It takes more than the ability to turn out high-quality widgets to bring value to the workplace.
Just think about it. Work is much more than assembly-line production at any level, from a CEO’s attendance at an endless stream of meetings to the whir of a data-entry person’s processing. You bring value to the workplace when you do your job effectively and contribute to its character by being accountable.
Employees expect their bosses to be accountable but often forget that accountability has to be mutual. You know people who don’t accept responsibility for their errors, be they actions or ideas.
Such people act out self-defeating behaviors, reflecting negatively on their decision-making pattern. Jerry Harvey, in his new book on office politics, “How Come Every Time I Get Stabbed in the Back My Fingerprints Are on the Knife?” (Jossey-Bass, $24), writes that all decisions stem from “ethical, moral and possibly spiritual considerations. And the choice you make is yours alone.”
Where does accountability flourish? The American military is pre-eminent for inculcating this value. Army Gen. George S. Patton, who served brilliantly, although not without flaw, during World War II, believed that everyone should be accountable for his own actions, according to Alan Axelrod in his “Patton on Leadership: Strategic Lessons for Corporate Warfare” (Prentice Hall, $23). Axelrod summarizes: “When you make a mistake, give the people you work with , including those you supervise , a shot at divinity. Admit your error. own up. Then propose a course to correct the mistake. Never use your authority to mask mistakes. Once you admit an error, look to the future. … How will you keep this from happening again?”
People who value and practice accountability anchor the workplace. You can count on them at all times for accepting personal responsibility, even when decisions they make doom projects, their jobs or, if they’re entrepreneurs or company heads, their companies. In today’s team-based businesses, this quality can cause resentment.
Anna Bresnahan, marketing manager at Card Capture Services Inc. in Portland, Ore., which provides products and services for automated teller machines, puts departmental policies in place while managing the daily marketing functions for this $40 million, award-winning company. She was working 10- to 12-hour days when told to develop a brochure for that month’s statement to customers. The deadline? One and a half weeks. Because the company was a start-up, everyone was learning on a constant basis, sometimes through error.
“I gave the project to the marketing coordinator so that she could learn something more,” Bresnahan says. “It seemed easy, because we had the hard copy and graphics.”

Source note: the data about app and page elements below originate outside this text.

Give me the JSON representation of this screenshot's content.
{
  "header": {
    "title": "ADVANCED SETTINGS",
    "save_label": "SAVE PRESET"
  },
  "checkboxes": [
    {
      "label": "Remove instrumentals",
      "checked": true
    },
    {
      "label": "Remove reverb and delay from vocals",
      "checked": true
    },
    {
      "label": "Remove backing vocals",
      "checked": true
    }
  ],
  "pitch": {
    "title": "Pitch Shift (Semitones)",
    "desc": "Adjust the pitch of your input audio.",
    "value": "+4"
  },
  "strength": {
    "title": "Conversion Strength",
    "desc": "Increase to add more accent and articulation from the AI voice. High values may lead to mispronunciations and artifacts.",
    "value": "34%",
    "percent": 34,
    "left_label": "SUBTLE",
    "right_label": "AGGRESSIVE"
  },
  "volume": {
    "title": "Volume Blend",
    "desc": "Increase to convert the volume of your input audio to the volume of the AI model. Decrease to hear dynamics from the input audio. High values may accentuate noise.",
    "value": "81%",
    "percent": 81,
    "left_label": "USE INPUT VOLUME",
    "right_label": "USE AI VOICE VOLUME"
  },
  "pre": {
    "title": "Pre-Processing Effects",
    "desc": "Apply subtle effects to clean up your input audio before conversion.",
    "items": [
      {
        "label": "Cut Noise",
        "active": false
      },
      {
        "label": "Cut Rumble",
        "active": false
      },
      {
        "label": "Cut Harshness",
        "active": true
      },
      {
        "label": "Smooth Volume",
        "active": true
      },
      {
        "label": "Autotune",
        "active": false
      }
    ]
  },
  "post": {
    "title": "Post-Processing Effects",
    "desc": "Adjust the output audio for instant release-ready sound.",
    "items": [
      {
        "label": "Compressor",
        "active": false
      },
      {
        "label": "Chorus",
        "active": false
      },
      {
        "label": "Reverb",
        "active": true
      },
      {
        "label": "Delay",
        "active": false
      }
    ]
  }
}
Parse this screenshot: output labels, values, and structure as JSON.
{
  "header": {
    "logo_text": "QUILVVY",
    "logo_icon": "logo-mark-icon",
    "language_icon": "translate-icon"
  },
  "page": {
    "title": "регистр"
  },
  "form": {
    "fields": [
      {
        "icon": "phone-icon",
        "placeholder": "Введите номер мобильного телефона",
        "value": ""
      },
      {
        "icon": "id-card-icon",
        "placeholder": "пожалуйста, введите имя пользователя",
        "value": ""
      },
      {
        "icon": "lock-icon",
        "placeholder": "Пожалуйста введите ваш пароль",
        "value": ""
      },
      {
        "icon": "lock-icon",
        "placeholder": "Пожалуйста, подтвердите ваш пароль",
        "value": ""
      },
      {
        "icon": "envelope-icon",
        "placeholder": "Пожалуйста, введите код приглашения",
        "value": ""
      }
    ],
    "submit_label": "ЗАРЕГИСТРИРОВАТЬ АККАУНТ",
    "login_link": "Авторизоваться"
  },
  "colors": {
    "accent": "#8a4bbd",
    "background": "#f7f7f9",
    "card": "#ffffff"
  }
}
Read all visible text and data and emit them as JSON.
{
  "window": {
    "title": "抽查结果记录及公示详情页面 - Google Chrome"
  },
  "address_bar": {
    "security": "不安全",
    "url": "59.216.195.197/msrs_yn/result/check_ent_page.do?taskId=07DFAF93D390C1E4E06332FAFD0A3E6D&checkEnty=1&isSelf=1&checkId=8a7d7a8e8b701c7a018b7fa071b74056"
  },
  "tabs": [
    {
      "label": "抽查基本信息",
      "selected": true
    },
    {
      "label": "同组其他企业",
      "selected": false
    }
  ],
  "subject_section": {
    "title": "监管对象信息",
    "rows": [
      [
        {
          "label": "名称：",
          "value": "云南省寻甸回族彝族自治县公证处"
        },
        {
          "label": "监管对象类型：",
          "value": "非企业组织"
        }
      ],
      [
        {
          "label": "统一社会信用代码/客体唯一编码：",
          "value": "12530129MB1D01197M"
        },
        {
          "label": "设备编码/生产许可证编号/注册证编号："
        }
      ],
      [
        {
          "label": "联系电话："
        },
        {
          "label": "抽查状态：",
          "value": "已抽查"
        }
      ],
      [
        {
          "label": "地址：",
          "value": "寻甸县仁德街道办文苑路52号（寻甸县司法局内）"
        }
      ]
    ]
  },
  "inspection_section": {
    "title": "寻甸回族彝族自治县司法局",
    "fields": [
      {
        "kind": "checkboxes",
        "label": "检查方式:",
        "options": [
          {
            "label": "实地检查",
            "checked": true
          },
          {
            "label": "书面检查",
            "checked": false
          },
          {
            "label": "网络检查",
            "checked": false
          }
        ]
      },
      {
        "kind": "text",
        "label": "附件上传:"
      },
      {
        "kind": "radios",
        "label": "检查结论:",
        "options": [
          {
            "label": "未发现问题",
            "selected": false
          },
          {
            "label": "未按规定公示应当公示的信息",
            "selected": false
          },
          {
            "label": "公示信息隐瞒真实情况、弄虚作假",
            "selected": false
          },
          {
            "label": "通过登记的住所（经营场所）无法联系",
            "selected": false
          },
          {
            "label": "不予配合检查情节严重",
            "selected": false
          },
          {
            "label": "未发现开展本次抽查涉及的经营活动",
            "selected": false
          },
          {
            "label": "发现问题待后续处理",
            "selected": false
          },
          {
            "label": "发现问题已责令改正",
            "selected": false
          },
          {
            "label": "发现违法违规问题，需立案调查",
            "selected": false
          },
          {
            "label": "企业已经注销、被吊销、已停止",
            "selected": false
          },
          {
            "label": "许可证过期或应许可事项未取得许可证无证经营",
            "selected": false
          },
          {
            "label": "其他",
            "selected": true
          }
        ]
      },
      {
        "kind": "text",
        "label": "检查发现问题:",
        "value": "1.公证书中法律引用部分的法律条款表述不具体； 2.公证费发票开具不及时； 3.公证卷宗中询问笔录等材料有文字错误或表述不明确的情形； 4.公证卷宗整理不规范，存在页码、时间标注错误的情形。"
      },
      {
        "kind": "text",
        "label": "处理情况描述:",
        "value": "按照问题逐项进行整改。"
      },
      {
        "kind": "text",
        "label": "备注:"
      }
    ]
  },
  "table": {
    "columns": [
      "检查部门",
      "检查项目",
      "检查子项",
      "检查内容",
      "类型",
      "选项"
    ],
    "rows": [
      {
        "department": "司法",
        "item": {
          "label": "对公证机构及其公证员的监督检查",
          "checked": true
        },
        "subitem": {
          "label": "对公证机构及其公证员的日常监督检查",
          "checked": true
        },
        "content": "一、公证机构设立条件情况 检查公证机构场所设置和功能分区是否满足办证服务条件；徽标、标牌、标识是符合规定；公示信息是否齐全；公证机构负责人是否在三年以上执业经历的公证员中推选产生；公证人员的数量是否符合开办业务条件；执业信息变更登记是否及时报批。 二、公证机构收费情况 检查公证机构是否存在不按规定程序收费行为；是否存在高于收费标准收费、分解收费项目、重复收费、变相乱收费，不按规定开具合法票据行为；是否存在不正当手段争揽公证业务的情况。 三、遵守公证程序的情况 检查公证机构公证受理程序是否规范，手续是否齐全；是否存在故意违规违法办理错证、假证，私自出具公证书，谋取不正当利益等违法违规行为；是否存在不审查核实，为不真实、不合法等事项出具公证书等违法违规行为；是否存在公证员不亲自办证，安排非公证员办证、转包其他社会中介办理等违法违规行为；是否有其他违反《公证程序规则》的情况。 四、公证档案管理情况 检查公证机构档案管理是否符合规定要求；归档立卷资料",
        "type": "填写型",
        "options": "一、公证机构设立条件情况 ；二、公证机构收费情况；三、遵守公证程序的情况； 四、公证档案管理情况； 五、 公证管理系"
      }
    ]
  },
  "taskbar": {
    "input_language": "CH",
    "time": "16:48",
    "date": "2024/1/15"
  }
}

Two days before the deadline, Bresnahan gave the brochure, completed, to the president, as she customarily did, for his review. She subsequently learned that: content needed to be sharpened; meeting the deadline was impossible; the cost of 7,000 undeliverable copies wouldn’t go away; and heads of IT, operations and the legal departments complained for not having been able to contribute to the effort.
“There was a process in my head, but not on paper,” Bresnahan explains. “I told the president that such projects should be shared with everyone in the marketing department and reside in a file accessible to everyone.”
This strategy paralleled ‘the president’s philosophy, that mistakes invite empowering solutions.
Paul Entin, owner of epr-Ideas That Click, which provides marketing and public relations services, both online and traditional, in Lambertville, N.J., recalls an incident when he directed public relations at another firm that may have cost him a few “friends,” but allowed him to maintain his principles while continuing his good relationship. The firm’s production team had developed a display for a retail client. Each of the happy customers showcased there had to give approval.
“The day it was to be shipped to the client, one customer refused to participate,” he reports. Bucking some internal pressure, Entin halted the shipment to recruit a new customer for the display.
Although the one-day delay didn’t upset the client, it provoked some negativity within the firm. Production workers were upset that Entin had kept them from meeting their deadline. However, the company president began consulting him when he needed an ethical sounding board.
Bringing value to the workplace begins with accountability. Taking personal responsibility helps more than one person learn.
Culp sponsors the annual WorkWise Award. For more information, visit (www.work-wise.com).
2000 Universal Press Syndicate